Using the statements and reply in 150 words

In this publication, Mr. Lawson shares the differences in how different individuals view applied economics. He shares that’s Mr. Reddaway looks for “rough and ready” patterns in data and like repeating the aphorism ‘It is better to be roughly right then precisely wrong.”  While Mr. Reddaway looks at data that is published in official sources and felt that it was only rough and ready methods that provided the analysis insight. Mr. Lawson had a different view he felt that the nature of the social reality that formalistic methods were unlikely appropriate to it analysis. Mr. Lawson also shares that he likes to interpret the difference between pure and applied explanation in the context of the explanatory approach (Lawson, 2009).   I found it interesting how Mr. Lawson shared examples of causal and contrast explanations, he uses examples that really have nothing to do with economics and then turns explains how they would be used in economics.  One of the lines that I found interesting and high lighted was “Notice that not just any old contrast will do here. It does have to be surprising, or doubt inducing, or otherwise of interest, from the point of view of current understandings” (Lawson, 2009).  This statement is meant to remind us that we need to understand what we are looking for, what kind of answers are we looking for, what questions are being asked.  There is a lot of information in this publication, and needs another read through for me to truly understand Mr. Lawson’s statement in his conclusion, “social reality is not everywhere a closed system, then successful social analysis remains possible. However, the latter is likely to require the application of not merely analytical methods but also, and perhaps especially, those, like contrast explanation, that are primarily, or more overtly, dialectical in nature. (Lawson, 2009).

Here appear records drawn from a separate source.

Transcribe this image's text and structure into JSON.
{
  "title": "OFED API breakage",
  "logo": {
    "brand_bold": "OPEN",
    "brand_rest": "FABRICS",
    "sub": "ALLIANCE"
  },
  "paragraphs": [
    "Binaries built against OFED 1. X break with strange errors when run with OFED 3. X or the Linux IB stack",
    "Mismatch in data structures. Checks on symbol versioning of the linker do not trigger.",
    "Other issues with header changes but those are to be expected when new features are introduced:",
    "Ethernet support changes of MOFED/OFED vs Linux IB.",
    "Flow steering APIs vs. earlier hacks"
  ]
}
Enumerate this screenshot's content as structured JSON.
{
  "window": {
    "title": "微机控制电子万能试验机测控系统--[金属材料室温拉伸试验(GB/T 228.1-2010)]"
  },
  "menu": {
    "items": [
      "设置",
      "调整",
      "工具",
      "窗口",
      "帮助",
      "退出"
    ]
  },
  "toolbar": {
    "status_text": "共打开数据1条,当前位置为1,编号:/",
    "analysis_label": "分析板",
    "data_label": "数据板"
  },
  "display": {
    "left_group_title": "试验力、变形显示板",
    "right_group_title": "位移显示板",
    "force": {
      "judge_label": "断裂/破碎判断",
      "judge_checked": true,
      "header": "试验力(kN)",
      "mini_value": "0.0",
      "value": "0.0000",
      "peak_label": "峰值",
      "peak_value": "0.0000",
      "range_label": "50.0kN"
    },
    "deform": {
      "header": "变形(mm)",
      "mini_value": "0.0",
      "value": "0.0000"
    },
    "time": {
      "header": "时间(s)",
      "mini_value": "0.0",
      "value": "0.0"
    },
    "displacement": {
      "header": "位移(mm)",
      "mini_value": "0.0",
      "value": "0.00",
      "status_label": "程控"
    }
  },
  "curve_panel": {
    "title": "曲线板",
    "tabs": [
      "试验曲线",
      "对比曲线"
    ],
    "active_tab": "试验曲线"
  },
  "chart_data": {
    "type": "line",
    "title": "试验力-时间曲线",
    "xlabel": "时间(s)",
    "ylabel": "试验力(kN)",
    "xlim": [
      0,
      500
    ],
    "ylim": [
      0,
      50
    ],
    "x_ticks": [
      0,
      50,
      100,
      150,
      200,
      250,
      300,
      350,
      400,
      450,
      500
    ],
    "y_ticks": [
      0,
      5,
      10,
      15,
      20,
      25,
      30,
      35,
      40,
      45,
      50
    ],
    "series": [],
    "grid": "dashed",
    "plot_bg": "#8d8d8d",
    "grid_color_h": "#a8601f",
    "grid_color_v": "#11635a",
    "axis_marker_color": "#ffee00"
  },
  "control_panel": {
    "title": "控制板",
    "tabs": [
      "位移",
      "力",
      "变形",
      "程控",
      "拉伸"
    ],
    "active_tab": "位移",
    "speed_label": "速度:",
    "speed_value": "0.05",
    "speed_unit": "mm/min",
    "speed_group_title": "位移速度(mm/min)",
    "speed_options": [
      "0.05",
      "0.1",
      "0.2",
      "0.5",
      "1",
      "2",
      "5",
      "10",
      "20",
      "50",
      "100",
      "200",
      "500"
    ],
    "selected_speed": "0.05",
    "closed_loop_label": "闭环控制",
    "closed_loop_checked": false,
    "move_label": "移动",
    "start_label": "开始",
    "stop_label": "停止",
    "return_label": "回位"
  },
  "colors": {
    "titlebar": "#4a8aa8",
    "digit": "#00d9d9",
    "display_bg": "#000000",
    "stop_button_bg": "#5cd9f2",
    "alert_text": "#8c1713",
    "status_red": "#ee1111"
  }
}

Tony Lawson; Applied economics, contrast explanation and asymmetric information. Cambridge J Econ 2009; 33 (3): 405-419. doi: 10.1093/cje/ben047

“There is a lot of information in this publication, and needs another read through for me to truly understand Mr. Lawson’s statement in his conclusion, “social reality is not everywhere a closed system, then successful social analysis remains possible. However, the latter is likely to require the application of not merely analytical methods but also, and perhaps especially, those, like contrast explanation, that are primarily, or more overtly, dialectical in nature. (Lawson, 2009).”

I think he is saying that in much social analysis that empirical research is not sufficient – that you must use techniques beyond the scientific method. This is true in economics.